Susquehanna Old Fashioned Field Days is definitely a family affair. There are the three generations of the Williams family and its well known apple press. Darl Williams is the owner of the press. His brothers and sons, Jeff, Mike and Ben take turns manning the operation powered by a 2 HP Witte gas engine. His three grandsons, Ty, Ted and Cole were present, but much too young to be interested in the operation. The brave sons never seem to notice the very determined bees thirsty for the sweet apple juice, but you better believe I keep a safe distance from them.

Next to the cider press a young man, Jay Williams, who set his l HP Hercules gas engine up to operate an ice cream maker. I did not keep my distance from the chocolate ice cream. It was so good.

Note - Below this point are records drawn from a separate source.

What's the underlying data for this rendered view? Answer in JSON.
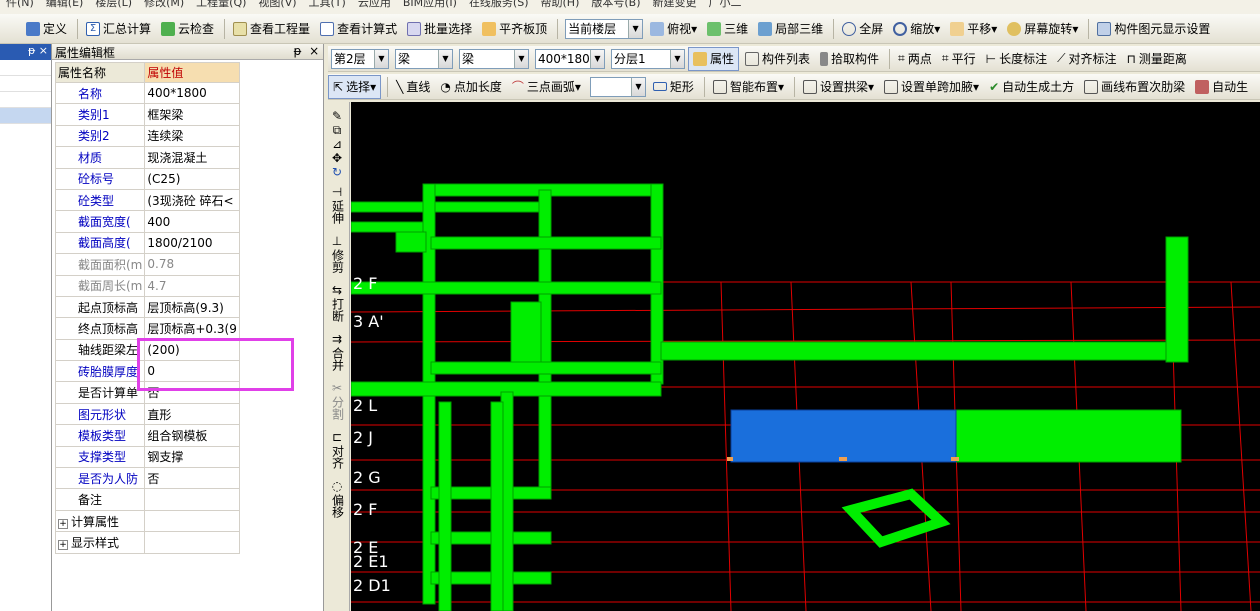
{
  "menu": [
    "件(N)",
    "编辑(E)",
    "楼层(L)",
    "修改(M)",
    "工程量(Q)",
    "视图(V)",
    "工具(T)",
    "云应用",
    "BIM应用(I)",
    "在线服务(S)",
    "帮助(H)",
    "版本号(B)",
    "新建变更",
    "广小二"
  ],
  "toolbar1": {
    "items": [
      "定义",
      "汇总计算",
      "云检查",
      "查看工程量",
      "查看计算式",
      "批量选择",
      "平齐板顶"
    ],
    "floor_select": "当前楼层",
    "view_items": [
      "俯视",
      "三维",
      "局部三维",
      "全屏",
      "缩放",
      "平移",
      "屏幕旋转",
      "构件图元显示设置"
    ]
  },
  "props_panel": {
    "title": "属性编辑框",
    "pin": "ᵽ",
    "close": "×",
    "col_name": "属性名称",
    "col_value": "属性值",
    "rows": [
      {
        "k": "名称",
        "v": "400*1800"
      },
      {
        "k": "类别1",
        "v": "框架梁"
      },
      {
        "k": "类别2",
        "v": "连续梁"
      },
      {
        "k": "材质",
        "v": "现浇混凝土"
      },
      {
        "k": "砼标号",
        "v": "(C25)"
      },
      {
        "k": "砼类型",
        "v": "(3现浇砼 碎石<"
      },
      {
        "k": "截面宽度(",
        "v": "400"
      },
      {
        "k": "截面高度(",
        "v": "1800/2100"
      },
      {
        "k": "截面面积(m",
        "v": "0.78"
      },
      {
        "k": "截面周长(m",
        "v": "4.7"
      },
      {
        "k": "起点顶标高",
        "v": "层顶标高(9.3)"
      },
      {
        "k": "终点顶标高",
        "v": "层顶标高+0.3(9"
      },
      {
        "k": "轴线距梁左",
        "v": "(200)"
      },
      {
        "k": "砖胎膜厚度",
        "v": "0"
      },
      {
        "k": "是否计算单",
        "v": "否"
      },
      {
        "k": "图元形状",
        "v": "直形"
      },
      {
        "k": "模板类型",
        "v": "组合钢模板"
      },
      {
        "k": "支撑类型",
        "v": "钢支撑"
      },
      {
        "k": "是否为人防",
        "v": "否"
      },
      {
        "k": "备注",
        "v": ""
      },
      {
        "k": "计算属性",
        "v": ""
      },
      {
        "k": "显示样式",
        "v": ""
      }
    ]
  },
  "toolbar2": {
    "floor": "第2层",
    "cat1": "梁",
    "cat2": "梁",
    "size": "400*180(",
    "layer": "分层1",
    "attr": "属性",
    "list": "构件列表",
    "pick": "拾取构件",
    "two_points": "两点",
    "parallel": "平行",
    "len_dim": "长度标注",
    "align_dim": "对齐标注",
    "measure": "测量距离"
  },
  "toolbar3": {
    "select": "选择",
    "line": "直线",
    "add_len": "点加长度",
    "arc": "三点画弧",
    "rect": "矩形",
    "smart": "智能布置",
    "arch_beam": "设置拱梁",
    "span_haunch": "设置单跨加腋",
    "auto_soil": "自动生成土方",
    "secondary_rebar": "画线布置次肋梁",
    "auto_gen": "自动生"
  },
  "vtools": [
    "延伸",
    "修剪",
    "打断",
    "合并",
    "分割",
    "对齐",
    "偏移"
  ],
  "axis_labels": [
    "2 F",
    "3 A'",
    "2 L",
    "2 J",
    "2 G",
    "2 F",
    "2 E",
    "2 E1",
    "2 D1"
  ],
  "colors": {
    "beam_green": "#00ee00",
    "beam_selected": "#1a6fdc",
    "grid_red": "#e00000",
    "highlight": "#e040e8"
  }
}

Darl is one of the men instrumental in getting the field days started. He usually has breakfast at the cozy Homestead Village Restaurant next to the park. One day he and Alma Zeigler, the owner of the restaurant, had a short conversation which grew to what is now one of the area's big events, maybe equal only to the Goat Races at nearby Falmouth.